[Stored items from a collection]
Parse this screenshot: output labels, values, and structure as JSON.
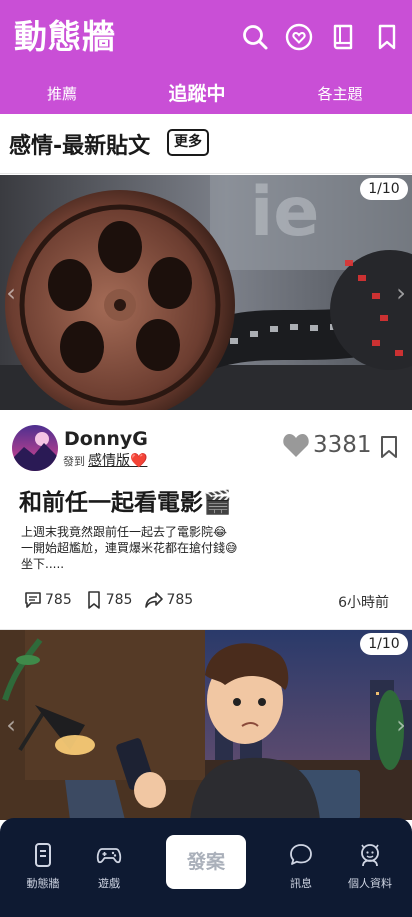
{
  "header": {
    "title": "動態牆",
    "icons": [
      "search-icon",
      "heart-circle-icon",
      "book-icon",
      "bookmark-icon"
    ],
    "brand_color": "#c94fd6"
  },
  "tabs": [
    {
      "label": "推薦",
      "active": false
    },
    {
      "label": "追蹤中",
      "active": true
    },
    {
      "label": "各主題",
      "active": false
    }
  ],
  "section": {
    "title": "感情-最新貼文",
    "more_label": "更多"
  },
  "posts": [
    {
      "image_counter": "1/10",
      "author": "DonnyG",
      "posted_to_label": "發到",
      "board": "感情版❤️",
      "likes": "3381",
      "title": "和前任一起看電影🎬",
      "body_lines": [
        "上週末我竟然跟前任一起去了電影院😂",
        "一開始超尷尬，連買爆米花都在搶付錢😅",
        "坐下....."
      ],
      "comments": "785",
      "bookmarks": "785",
      "shares": "785",
      "time": "6小時前"
    },
    {
      "image_counter": "1/10"
    }
  ],
  "bottom_nav": {
    "items": [
      {
        "label": "動態牆",
        "icon": "phone-icon"
      },
      {
        "label": "遊戲",
        "icon": "gamepad-icon"
      },
      {
        "label": "訊息",
        "icon": "chat-icon"
      },
      {
        "label": "個人資料",
        "icon": "profile-icon"
      }
    ],
    "post_button": "發案",
    "background": "#0e1a32"
  }
}
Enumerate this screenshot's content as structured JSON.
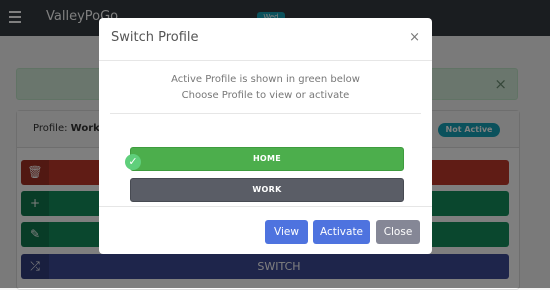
{
  "navbar": {
    "brand": "ValleyPoGo",
    "badge": "Wed"
  },
  "alert": {
    "close": "×"
  },
  "card": {
    "profile_prefix": "Profile:",
    "profile_name": "Work",
    "status": "Not Active",
    "buttons": [
      {
        "icon": "trash-icon",
        "label": ""
      },
      {
        "icon": "plus-icon",
        "label": ""
      },
      {
        "icon": "edit-icon",
        "label": ""
      },
      {
        "icon": "shuffle-icon",
        "label": "SWITCH"
      }
    ]
  },
  "modal": {
    "title": "Switch Profile",
    "close": "×",
    "message_line1": "Active Profile is shown in green below",
    "message_line2": "Choose Profile to view or activate",
    "profiles": [
      {
        "label": "HOME",
        "color": "#4cae4c",
        "active": true
      },
      {
        "label": "WORK",
        "color": "#5a5d66",
        "active": false,
        "selected": true
      }
    ],
    "check": "✓",
    "footer": {
      "view": "View",
      "activate": "Activate",
      "close": "Close"
    }
  },
  "colors": {
    "primary": "#4e73df",
    "secondary": "#858796",
    "success": "#4cae4c",
    "info": "#17a2b8",
    "danger": "#c0392b"
  }
}
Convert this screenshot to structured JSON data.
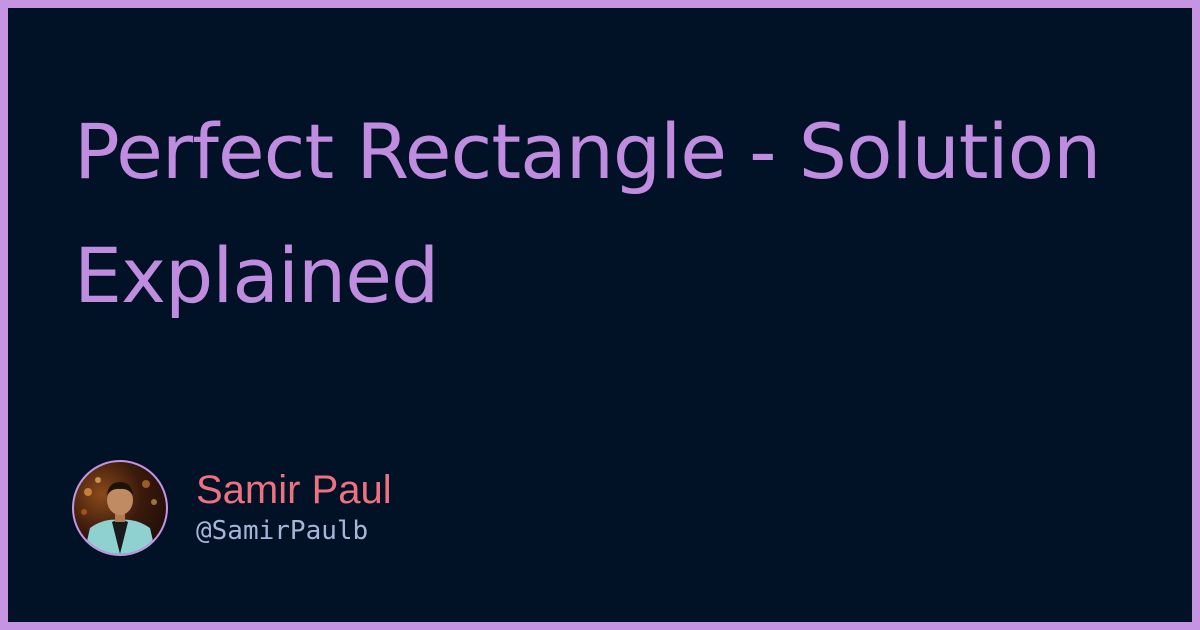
{
  "post": {
    "title": "Perfect Rectangle - Solution Explained"
  },
  "author": {
    "name": "Samir Paul",
    "handle": "@SamirPaulb"
  },
  "colors": {
    "border": "#c594e3",
    "background": "#021226",
    "title": "#c08ce0",
    "author_name": "#ee7180",
    "author_handle": "#a7b6d8"
  }
}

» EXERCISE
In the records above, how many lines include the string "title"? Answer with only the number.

» TASK ANSWER
6